In fact, maintaining a pager for just a few pennies a day ensures its availability whenever needed. Paging is still unparalleled in terms of cost-effectiveness. If a pager is lost, replacing it is not a concern, unlike the potential consequences of losing a smartphone.
5. Nothing beats paging in disaster situations
We can’t predict when disasters will strike, but we can lay the groundwork that will give critical communications the best chance of getting through when almost nothing else can. And that is done only through the reliability and survivability of paging technology.
Most hospitals have defined procedures for disaster response. Paging technology shines in disaster situations. With their demonstrated reliability and independent power source, pagers ensure healthcare workers can send and receive critical communications even when Wi-Fi and cellular networks are down.
The science behind paging’s survivable architecture
Many organizations now need business case support for new technology, products, or investments. In recent years, smartphones and tablets have become integral to clinical communications. Yet even today, no mobile communication technology is more reliable, survivable, and affordable than the pager. Surprisingly, few understand why paging is still relevant today.

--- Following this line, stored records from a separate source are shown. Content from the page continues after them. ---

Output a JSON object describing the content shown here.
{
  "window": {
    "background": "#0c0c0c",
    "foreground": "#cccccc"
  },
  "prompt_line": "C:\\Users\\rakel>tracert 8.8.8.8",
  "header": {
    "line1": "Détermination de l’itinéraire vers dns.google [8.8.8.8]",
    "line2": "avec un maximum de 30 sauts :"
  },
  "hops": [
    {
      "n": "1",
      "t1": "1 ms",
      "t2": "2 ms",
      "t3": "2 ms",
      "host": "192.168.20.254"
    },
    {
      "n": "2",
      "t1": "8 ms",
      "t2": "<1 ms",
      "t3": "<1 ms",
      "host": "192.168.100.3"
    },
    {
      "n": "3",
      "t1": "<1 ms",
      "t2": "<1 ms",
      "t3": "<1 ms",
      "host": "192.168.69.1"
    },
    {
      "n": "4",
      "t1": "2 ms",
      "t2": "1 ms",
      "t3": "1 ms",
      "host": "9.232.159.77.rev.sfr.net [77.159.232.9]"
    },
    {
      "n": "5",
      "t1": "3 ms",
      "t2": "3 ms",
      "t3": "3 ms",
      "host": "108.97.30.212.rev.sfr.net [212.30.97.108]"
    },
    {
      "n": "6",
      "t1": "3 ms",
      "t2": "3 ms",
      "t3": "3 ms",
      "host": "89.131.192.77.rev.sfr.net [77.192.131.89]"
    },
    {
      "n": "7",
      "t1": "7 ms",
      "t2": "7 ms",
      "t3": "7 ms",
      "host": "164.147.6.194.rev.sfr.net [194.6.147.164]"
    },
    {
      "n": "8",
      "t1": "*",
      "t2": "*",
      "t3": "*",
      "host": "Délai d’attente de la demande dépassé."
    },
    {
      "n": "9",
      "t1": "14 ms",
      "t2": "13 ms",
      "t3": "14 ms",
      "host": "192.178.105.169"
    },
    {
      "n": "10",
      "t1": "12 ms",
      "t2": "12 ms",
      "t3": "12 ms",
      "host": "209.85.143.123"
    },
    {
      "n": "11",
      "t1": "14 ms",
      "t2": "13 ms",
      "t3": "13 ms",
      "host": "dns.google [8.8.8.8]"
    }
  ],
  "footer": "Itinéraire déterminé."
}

4 things to know about paging architecture
Paging networks offer redundant wireless coverage for mission-critical users. As emergency events often involve physical damage to property (including wireless transmitters), having overlapping coverage is critical for continuation of service. By simultaneously broadcasting messages from multiple towers in a coverage zone, pagers can communicate with multiple towers at once. This ensures service continuity even if one tower fails, unlike cellular networks.

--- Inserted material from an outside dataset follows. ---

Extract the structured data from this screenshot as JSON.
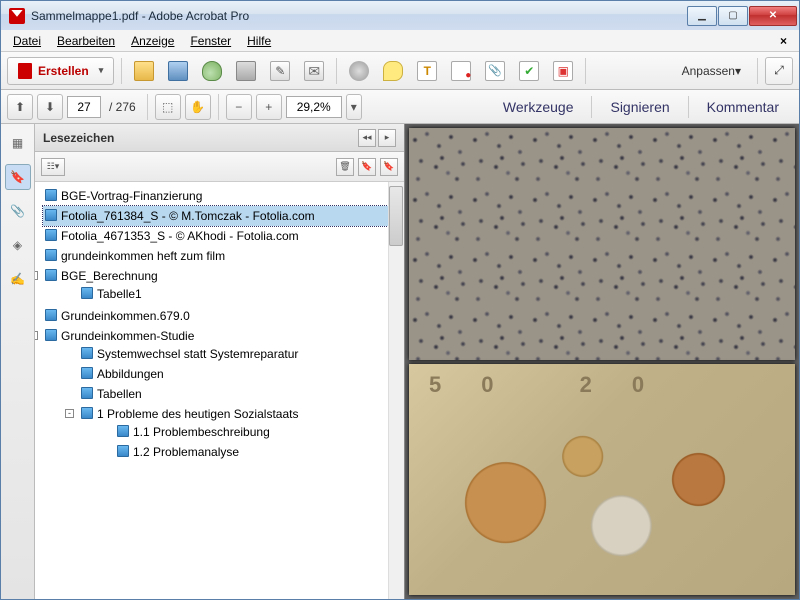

1. Overlapping coverage:
Paging transmitters are elevated up to 300 feet and employ high power, resulting in superior coverage both indoors and across larger areas. With an Effective Radiated Power (ERP) of up to 3,500 watts, paging transmissions outperform cellular transmissions (approximately 100 watts).
2. Height and power

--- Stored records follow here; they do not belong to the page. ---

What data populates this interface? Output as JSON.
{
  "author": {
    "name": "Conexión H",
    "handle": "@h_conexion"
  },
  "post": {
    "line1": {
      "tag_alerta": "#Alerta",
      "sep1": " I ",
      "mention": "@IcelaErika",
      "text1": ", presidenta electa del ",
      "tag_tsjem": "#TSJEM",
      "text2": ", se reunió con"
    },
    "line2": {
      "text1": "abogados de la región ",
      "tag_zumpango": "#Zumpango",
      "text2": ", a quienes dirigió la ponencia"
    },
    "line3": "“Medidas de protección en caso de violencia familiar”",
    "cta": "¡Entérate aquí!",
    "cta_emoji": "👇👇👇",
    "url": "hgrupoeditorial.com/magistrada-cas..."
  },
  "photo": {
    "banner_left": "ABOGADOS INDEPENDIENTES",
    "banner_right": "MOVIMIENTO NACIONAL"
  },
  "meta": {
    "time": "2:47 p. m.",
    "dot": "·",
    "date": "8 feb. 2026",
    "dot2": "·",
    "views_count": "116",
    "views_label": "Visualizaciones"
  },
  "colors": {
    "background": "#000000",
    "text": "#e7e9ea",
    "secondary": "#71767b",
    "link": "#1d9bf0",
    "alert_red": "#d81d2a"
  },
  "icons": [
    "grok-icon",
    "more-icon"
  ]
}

Paging networks use satellite connections between the core messaging network and transmitter towers. Satellite links eliminate terrestrial points of failure. Terrestrial points of failure refer to vulnerable locations or components within a terrestrial (land-based) network infrastructure that can lead to disruptions or failures in the overall system. These points are susceptible to various factors such as natural disasters, physical damage, equipment failures, or deliberate attacks. In addition, many satellite dishes are at ground level or on building rooftops, making them easy to access if technicians need to make repairs.
3. Satellite connection
4. RedundancyPaging providers implement fully redundant infrastructure, including WAN/LAN diversity, messaging switches, power sources, and satellite uplinks. This redundancy enhances operational continuity and adds an extra layer of reliability to the network systems.
Conclusion: Embracing device diversity
Pagers continue to hold significant value in healthcare communications, coexisting alongside smartphones and other devices. Leading hospitals recognize the value of integrating encrypted pagers with smartphones to maximize communication benefits and coverage. The reliable and cost-effective nature of pagers proves valuable not only for roles that don't require smartphones but also during emergencies when other communication methods may fail. A flexible and device-agnostic communications infrastructure supports swift care coordination and enhances patient outcomes.
Overall, pagers continue to be an integral part of healthcare communication, offering reliability, simplicity, and cost-effectiveness in critical messaging and ensuring effective care coordination, especially in situations where other communication technologies may falter.